Most people think that authors get a story idea, they write it, they have an editor look at it, then BAM they get it published. I'm here to dispel that myth. It's a long, sometimes painful process of self-discovery and a test of resilience. Here is my experience with publishing my debut novel...
When I was writing my first book, we had just moved to Montana and I had taken a few years off work to be home with my kids. During the endless winter days with long kid naps, I occupied my time with reading, writing, and ancestry searches. When I searched my husband's family who settled French Canada, I found a history rich with unbelievable details and intrigue. What a great book this would make, I thought.
Fast forward to the summer of 2019. I had self-published my first book and was still very much in over my head in the writing world. And the Daughter of the King story scared the wits out of me. Writing about religious persecution in the 1600s? Not the best idea for a new author. But after a few years of this story nudging me, one afternoon in August, I took a stab at it. Isabelle Colette and her world in La Rochelle started to form.
I combed college campus libraries and bookstores for books on King Louis XIV, 1660 France, Huguenots, European history, the settling of French Canada, and of course, devoured everything I could find on the Filles du Roi (Daughters of the King). I wrote and wrote and erased and wrote some more.
By this time, I had decided that I was going to be an author, come hell or high water. So I joined the Women's Fiction Writers Association. They paired me with a critique group of fellow authors. I had been working every day on what was then titled Beautiful Rebel (residents of La Rochelle call their city "belle rebelle").
My critique group formed an instant bond. We tore through each other's manuscripts, coached each other, pushed each other. There were tears and moments of triumph and lots of feedback to help me grow. I took classes, watched webinars. Had beta readers. And still, it wasn't ready. My writing needed a lot of work. So I kept at it. Every day. Sometimes all day Saturday and Sunday, I read craft books and made notes.

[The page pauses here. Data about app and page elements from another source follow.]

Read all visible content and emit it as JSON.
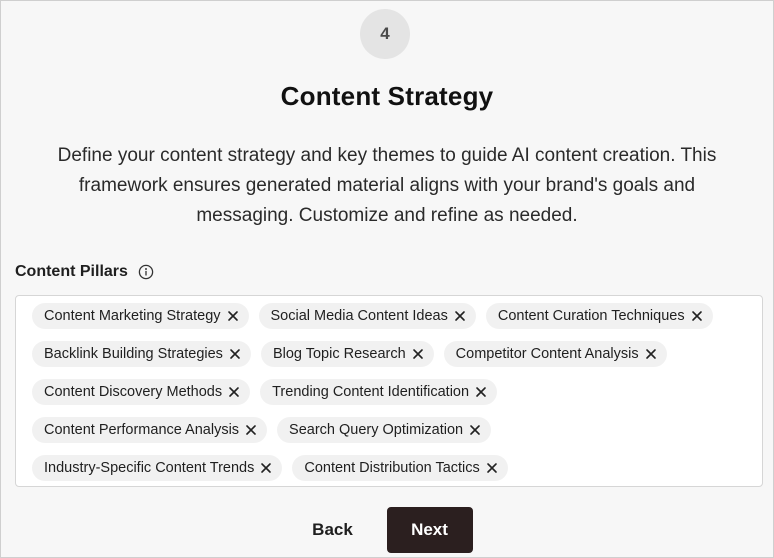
{
  "step": {
    "number": "4"
  },
  "header": {
    "title": "Content Strategy",
    "description": "Define your content strategy and key themes to guide AI content creation. This framework ensures generated material aligns with your brand's goals and messaging. Customize and refine as needed."
  },
  "pillars": {
    "label": "Content Pillars",
    "info_icon": "info-icon",
    "remove_icon": "close-icon",
    "rows": [
      [
        "Content Marketing Strategy",
        "Social Media Content Ideas",
        "Content Curation Techniques"
      ],
      [
        "Backlink Building Strategies",
        "Blog Topic Research",
        "Competitor Content Analysis"
      ],
      [
        "Content Discovery Methods",
        "Trending Content Identification"
      ],
      [
        "Content Performance Analysis",
        "Search Query Optimization"
      ],
      [
        "Industry-Specific Content Trends",
        "Content Distribution Tactics"
      ]
    ]
  },
  "actions": {
    "back_label": "Back",
    "next_label": "Next"
  },
  "colors": {
    "next_button_bg": "#2b1f1f",
    "pill_bg": "#f1f1f1",
    "page_bg": "#f7f7f7"
  }
}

Finally, it was time. I pitched it at an agent event through WFWA and on Twitter. Crickets.
Okay, maybe I'm not ready.
Back at it. I rewrote scenes, erased chapters. Cried a bit. Dreamt about Isabelle almost every night. Hired another editor and attended classes with my local writing group. Now it was time to query.
A query is a letter you send to literary agents to pitch your book idea. If they like it, they ask for pages. Finding the ones that represent your genre and are open to queries requires a whole lot of research and patience. And agents on average sign about 1% of their submissions. One percent. I sent out my first round of a dozen. Crickets again.
Turns out, writing queries is another animal. There's a science to it and I didn't have the secret. Back at it.
I took query workshops and rewrote my manuscript for maybe the tenth time. Not just a few words... the whole thing.
Another batch of queries. This time, a few bites. A partial request for 50 pages and a full request! I sent them over and celebrated. Progress.
Both loved the idea but didn't fall in love. Agent code for, your writing is not there yet. Another revision. More classes. More beta readers. And yep, more queries. I was up to about 60 by this point and also threw in some small presses that fellow WFWA authors recommended. A small press is an independent publisher that doesn't always require an agent. The big houses (Random House/Penguin, Simon & Schuster, etc...) only accept agented pitches.
By 75 queries, and not one bite, I had all but given up. Not on Isabelle, but on pushing this story. I was tired of being told no. I decided to switch gears and write whatever the hell I wanted without worry about pitching or querying. Out came My Boring Life. And I loved every second of writing that book. It was pure joy.
Check it out here:
Daughter of the King had been shelved. I hadn't looked at it in months. It was too painful and I was too close to it.
And then, a response from a press. They wanted to see the manuscript. So I sent it over. And I started to prepare to publish My Boring Life. The press responded with an R&R- a revise and resubmit. The notes said that I could spin a tale and had a talent for storytelling but I wasn't there yet. But this time, he gave me specific feedback that I could use. So, I opened the story again, and I saw it so clearly. He was right. Everything he said resonated with me. And let me tell you, having one person say that there is talent there is enough to fuel you for months. So I tore through it. Another revision. Major surgery. But this time, I felt it. The story started to click and I knew that it hadn't been ready before. But it was ready now.
I revised and in the process received another request from a second press. With some help from my author friends, I had a finalized MS and resubmitted to both presses.
A snowy morning this last December, I received an email that one wanted to publish it. I almost cried. The other press asked for some changes still, but I liked my offer from Black Rose. So I signed the contract. The story that started in my head back in 2017 will finally be published on December 16, 2021. And you know what? I'm a better writer for having been through this process. Not just technically, but I'm more tenacious, more committed. I can handle rejection and I understand the publishing world a bit better. I'm tougher. And that is a requirement to be a writer.
Pre-order for Daughter of the King will be up very soon. It's an understatement to say that I'm proud of this accomplishment. I love this story so much that I plan to write a series. But for now, I'm enjoying the ride.
~Sip Coffee, Savor Books